The CFO as Culture Auditor and Advocate
In recent years, the Chief Financial Officer's (CFO's) role has undergone a significant change. In addition to financial reporting, CFOs are now accountable for accelerating performance, driving analysis and data-based decision-making, and offering the perspective and insights required to hasten the execution of strategies. The CFO should play a key role in finding an optimal balance between people and investment in light of budget constraints, technological advancements, and significant changes in organizational cultures and employee expectations. This balance requires CFOs to see employees not merely as “cost factors” but as “value factors.”
Considering that investing in human capital is typically one of a company's largest investments, CFOs are increasingly prioritizing investments in corporate culture and evaluating its effects on the enterprise's short- and long-term value. However, as soon as they begin to feel the weight of this responsibility, many CFOs are distressed to realize that traditional GAAP-based financial statements are deceptive when it comes to assessing and managing performance of culture and human capital (the gaps in GAAP).

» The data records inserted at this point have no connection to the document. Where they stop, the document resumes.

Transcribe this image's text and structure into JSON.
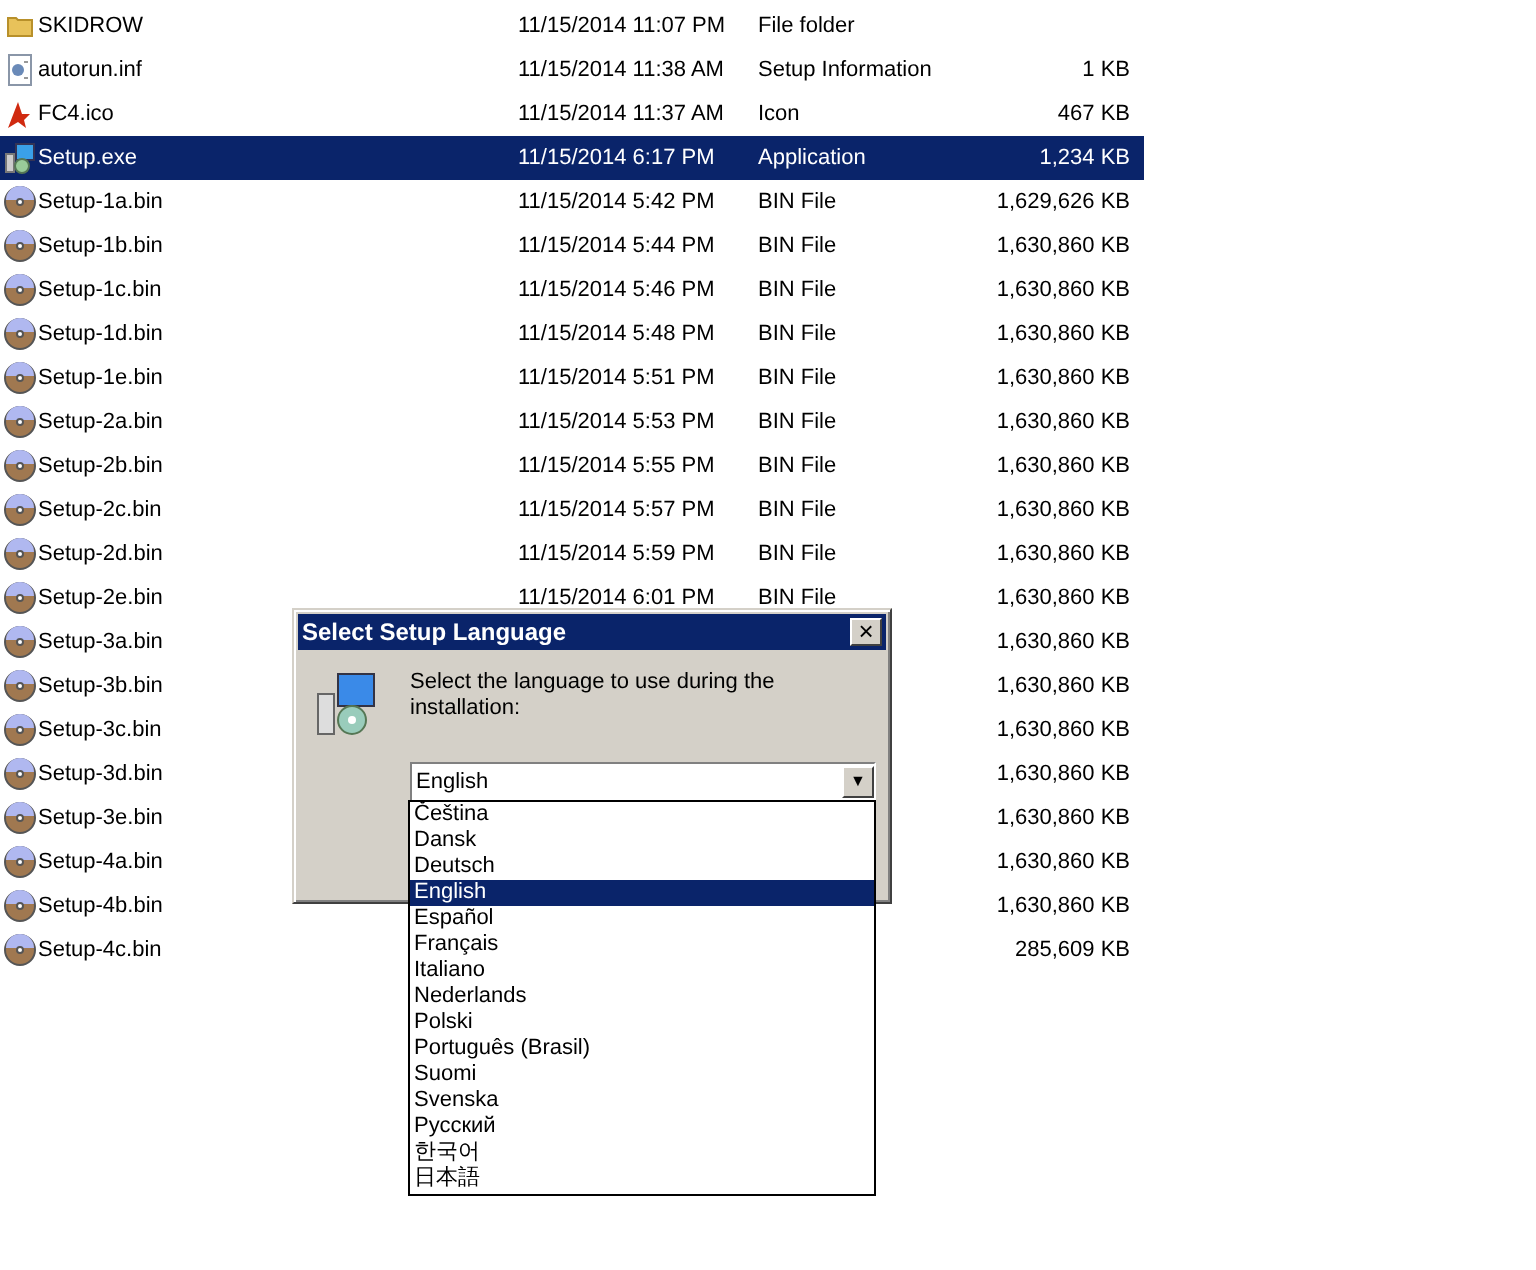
{
  "files": [
    {
      "name": "SKIDROW",
      "kind": "folder",
      "date": "11/15/2014 11:07 PM",
      "type": "File folder",
      "selected": false
    },
    {
      "name": "autorun.inf",
      "kind": "inf",
      "date": "11/15/2014 11:38 AM",
      "type": "Setup Information",
      "size": "1 KB",
      "selected": false
    },
    {
      "name": "FC4.ico",
      "kind": "ico",
      "date": "11/15/2014 11:37 AM",
      "type": "Icon",
      "size": "467 KB",
      "selected": false
    },
    {
      "name": "Setup.exe",
      "kind": "exe",
      "date": "11/15/2014 6:17 PM",
      "type": "Application",
      "size": "1,234 KB",
      "selected": true
    },
    {
      "name": "Setup-1a.bin",
      "kind": "bin",
      "date": "11/15/2014 5:42 PM",
      "type": "BIN File",
      "size": "1,629,626 KB",
      "selected": false
    },
    {
      "name": "Setup-1b.bin",
      "kind": "bin",
      "date": "11/15/2014 5:44 PM",
      "type": "BIN File",
      "size": "1,630,860 KB",
      "selected": false
    },
    {
      "name": "Setup-1c.bin",
      "kind": "bin",
      "date": "11/15/2014 5:46 PM",
      "type": "BIN File",
      "size": "1,630,860 KB",
      "selected": false
    },
    {
      "name": "Setup-1d.bin",
      "kind": "bin",
      "date": "11/15/2014 5:48 PM",
      "type": "BIN File",
      "size": "1,630,860 KB",
      "selected": false
    },
    {
      "name": "Setup-1e.bin",
      "kind": "bin",
      "date": "11/15/2014 5:51 PM",
      "type": "BIN File",
      "size": "1,630,860 KB",
      "selected": false
    },
    {
      "name": "Setup-2a.bin",
      "kind": "bin",
      "date": "11/15/2014 5:53 PM",
      "type": "BIN File",
      "size": "1,630,860 KB",
      "selected": false
    },
    {
      "name": "Setup-2b.bin",
      "kind": "bin",
      "date": "11/15/2014 5:55 PM",
      "type": "BIN File",
      "size": "1,630,860 KB",
      "selected": false
    },
    {
      "name": "Setup-2c.bin",
      "kind": "bin",
      "date": "11/15/2014 5:57 PM",
      "type": "BIN File",
      "size": "1,630,860 KB",
      "selected": false
    },
    {
      "name": "Setup-2d.bin",
      "kind": "bin",
      "date": "11/15/2014 5:59 PM",
      "type": "BIN File",
      "size": "1,630,860 KB",
      "selected": false
    },
    {
      "name": "Setup-2e.bin",
      "kind": "bin",
      "date": "11/15/2014 6:01 PM",
      "type": "BIN File",
      "size": "1,630,860 KB",
      "selected": false
    },
    {
      "name": "Setup-3a.bin",
      "kind": "bin",
      "size": "1,630,860 KB",
      "selected": false
    },
    {
      "name": "Setup-3b.bin",
      "kind": "bin",
      "size": "1,630,860 KB",
      "selected": false
    },
    {
      "name": "Setup-3c.bin",
      "kind": "bin",
      "size": "1,630,860 KB",
      "selected": false
    },
    {
      "name": "Setup-3d.bin",
      "kind": "bin",
      "size": "1,630,860 KB",
      "selected": false
    },
    {
      "name": "Setup-3e.bin",
      "kind": "bin",
      "size": "1,630,860 KB",
      "selected": false
    },
    {
      "name": "Setup-4a.bin",
      "kind": "bin",
      "size": "1,630,860 KB",
      "selected": false
    },
    {
      "name": "Setup-4b.bin",
      "kind": "bin",
      "size": "1,630,860 KB",
      "selected": false
    },
    {
      "name": "Setup-4c.bin",
      "kind": "bin",
      "size": "285,609 KB",
      "selected": false
    }
  ],
  "dialog": {
    "title": "Select Setup Language",
    "close": "×",
    "message": "Select the language to use during the installation:",
    "value": "English",
    "arrow": "▼",
    "options": [
      {
        "label": "Čeština",
        "selected": false
      },
      {
        "label": "Dansk",
        "selected": false
      },
      {
        "label": "Deutsch",
        "selected": false
      },
      {
        "label": "English",
        "selected": true
      },
      {
        "label": "Español",
        "selected": false
      },
      {
        "label": "Français",
        "selected": false
      },
      {
        "label": "Italiano",
        "selected": false
      },
      {
        "label": "Nederlands",
        "selected": false
      },
      {
        "label": "Polski",
        "selected": false
      },
      {
        "label": "Português (Brasil)",
        "selected": false
      },
      {
        "label": "Suomi",
        "selected": false
      },
      {
        "label": "Svenska",
        "selected": false
      },
      {
        "label": "Русский",
        "selected": false
      },
      {
        "label": "한국어",
        "selected": false
      },
      {
        "label": "日本語",
        "selected": false
      }
    ]
  }
}
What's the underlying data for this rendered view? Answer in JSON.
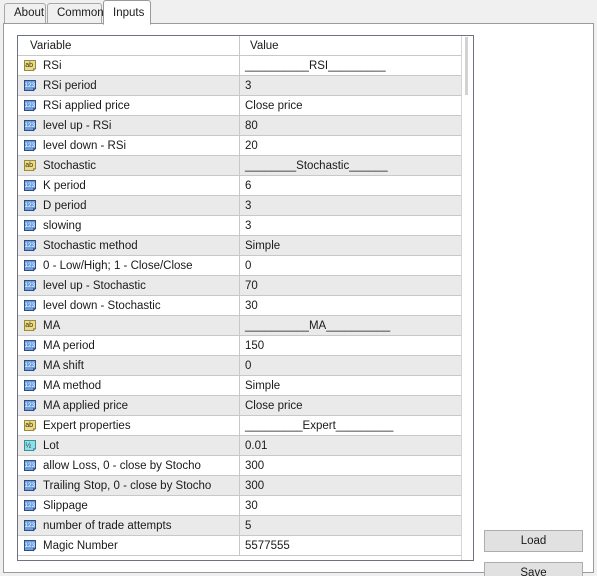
{
  "window": {
    "background_color": "#f0f0f0",
    "panel_color": "#ffffff"
  },
  "tabs": [
    {
      "label": "About",
      "active": false
    },
    {
      "label": "Common",
      "active": false
    },
    {
      "label": "Inputs",
      "active": true
    }
  ],
  "grid": {
    "columns": [
      "Variable",
      "Value"
    ],
    "rows": [
      {
        "icon": "ab-string-icon",
        "variable": "RSi",
        "value": "__________RSI_________"
      },
      {
        "icon": "123-number-icon",
        "variable": "RSi period",
        "value": "3"
      },
      {
        "icon": "123-number-icon",
        "variable": "RSi applied price",
        "value": "Close price"
      },
      {
        "icon": "123-number-icon",
        "variable": "level up - RSi",
        "value": "80"
      },
      {
        "icon": "123-number-icon",
        "variable": "level down - RSi",
        "value": "20"
      },
      {
        "icon": "ab-string-icon",
        "variable": "Stochastic",
        "value": "________Stochastic______"
      },
      {
        "icon": "123-number-icon",
        "variable": "K period",
        "value": "6"
      },
      {
        "icon": "123-number-icon",
        "variable": "D period",
        "value": "3"
      },
      {
        "icon": "123-number-icon",
        "variable": "slowing",
        "value": "3"
      },
      {
        "icon": "123-number-icon",
        "variable": "Stochastic method",
        "value": "Simple"
      },
      {
        "icon": "123-number-icon",
        "variable": "0 - Low/High; 1 - Close/Close",
        "value": "0"
      },
      {
        "icon": "123-number-icon",
        "variable": "level up - Stochastic",
        "value": "70"
      },
      {
        "icon": "123-number-icon",
        "variable": "level down - Stochastic",
        "value": "30"
      },
      {
        "icon": "ab-string-icon",
        "variable": "MA",
        "value": "__________MA__________"
      },
      {
        "icon": "123-number-icon",
        "variable": "MA period",
        "value": "150"
      },
      {
        "icon": "123-number-icon",
        "variable": "MA shift",
        "value": "0"
      },
      {
        "icon": "123-number-icon",
        "variable": "MA method",
        "value": "Simple"
      },
      {
        "icon": "123-number-icon",
        "variable": "MA applied price",
        "value": "Close price"
      },
      {
        "icon": "ab-string-icon",
        "variable": "Expert properties",
        "value": "_________Expert_________"
      },
      {
        "icon": "half-double-icon",
        "variable": "Lot",
        "value": "0.01"
      },
      {
        "icon": "123-number-icon",
        "variable": "allow Loss, 0 - close by Stocho",
        "value": "300"
      },
      {
        "icon": "123-number-icon",
        "variable": "Trailing Stop, 0 - close by Stocho",
        "value": "300"
      },
      {
        "icon": "123-number-icon",
        "variable": "Slippage",
        "value": "30"
      },
      {
        "icon": "123-number-icon",
        "variable": "number of trade attempts",
        "value": "5"
      },
      {
        "icon": "123-number-icon",
        "variable": "Magic Number",
        "value": "5577555"
      }
    ]
  },
  "buttons": {
    "load_label": "Load",
    "save_label": "Save"
  },
  "colors": {
    "row_alt": "#eaeaea",
    "grid_border": "#6d7480",
    "button_face": "#e1e1e1",
    "icon_string": "#e8d886",
    "icon_number": "#5b8fd6",
    "icon_double": "#7fd4dd"
  }
}
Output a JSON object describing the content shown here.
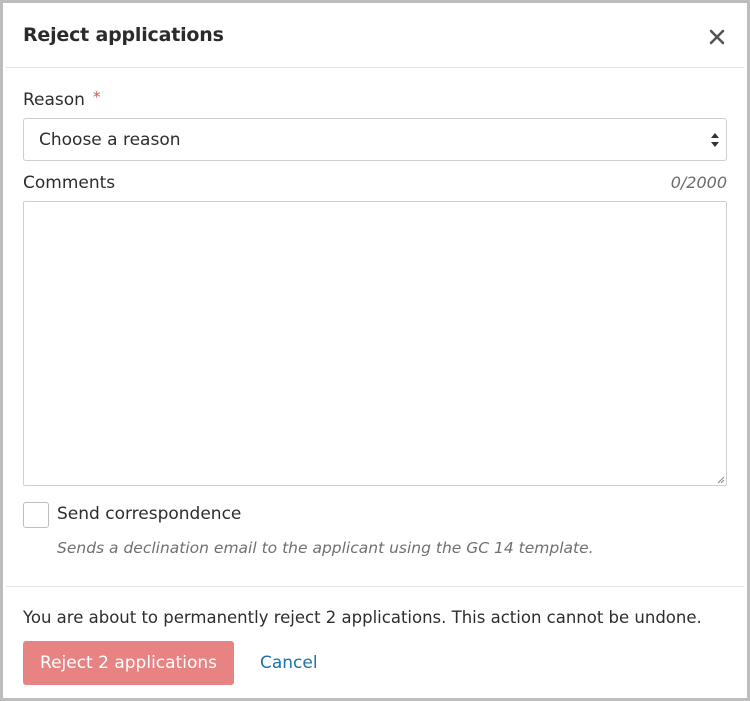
{
  "modal": {
    "title": "Reject applications",
    "close_icon": "close-icon"
  },
  "form": {
    "reason": {
      "label": "Reason",
      "required_marker": "*",
      "selected": "Choose a reason"
    },
    "comments": {
      "label": "Comments",
      "counter": "0/2000",
      "value": ""
    },
    "correspondence": {
      "label": "Send correspondence",
      "checked": false,
      "hint": "Sends a declination email to the applicant using the GC 14 template."
    }
  },
  "footer": {
    "warning": "You are about to permanently reject 2 applications. This action cannot be undone.",
    "reject_label": "Reject 2 applications",
    "cancel_label": "Cancel"
  },
  "colors": {
    "reject_button": "#e88384",
    "cancel_link": "#1a73a8",
    "required": "#d9534f"
  }
}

Progressive CFOs are adding techniques to their financial repertoire, including Strategic Activity Mapping, CultureKey™ Diagnostics, Human Equity Valuation™, and Value-Based Talent Management , to supplement traditional financial and business performance management methods. Methods such as the Human Equity Valuation™ (HEV) techniques (see a sample HEV Impact Statement) provide much sharper answers to critical year-over-year workforce investment questions including:
- What is our Total Workforce Investment (TWI) per employee, as a percentage of revenue, and as a percentage of total expenses?
- What is our Human Equity ROI Ratio?
- What is our Total Workforce Productivity Impact?
These methods reveal the effectiveness of workforce investments with the level of financial rigor required by CFOs.
Many businesses are now utilizing the CFO's strong analytical expertise and broad understanding of the business to enhance and expand the Chief Human Resource Officer's (CHRO's) workforce planning and talent deployment capabilities in line with the CEO's strategic vision. We refer to this CEO, CFO, and CHRO collaboration as the Triple Helix of Corporate Performance (see What if C-Suite Executives Viewed Themselves as Investors in a Portfolio of Human Capital Assets?). Due to their strong aptitude to connect financial performance, CFOs require a seat at the table in implementing a more successful, value-driven, and operationally-focused business strategy.
The Triple Helix of Corporate Performance in the Intangible Economy
Developing a strategic process that finds the nexus among business strategy, culture and human capital management, and financial outcomes – the Triple Helix of Corporate Performance – is, for most companies, both an immediate need and a daunting challenge. Doing so requires a more integrative point of view, new HR capabilities, and a tighter and more frequent collaboration among the CEO, CHRO, and CFO – but will give your company a distinct competitive advantage in the intangible economy.
© Copyright 2023. The views expressed herein are those of the author(s) and not necessarily the views of Ankura Consulting Group, LLC., its management, its subsidiaries, its affiliates, or its other professionals. Ankura is not a law firm and cannot provide legal advice.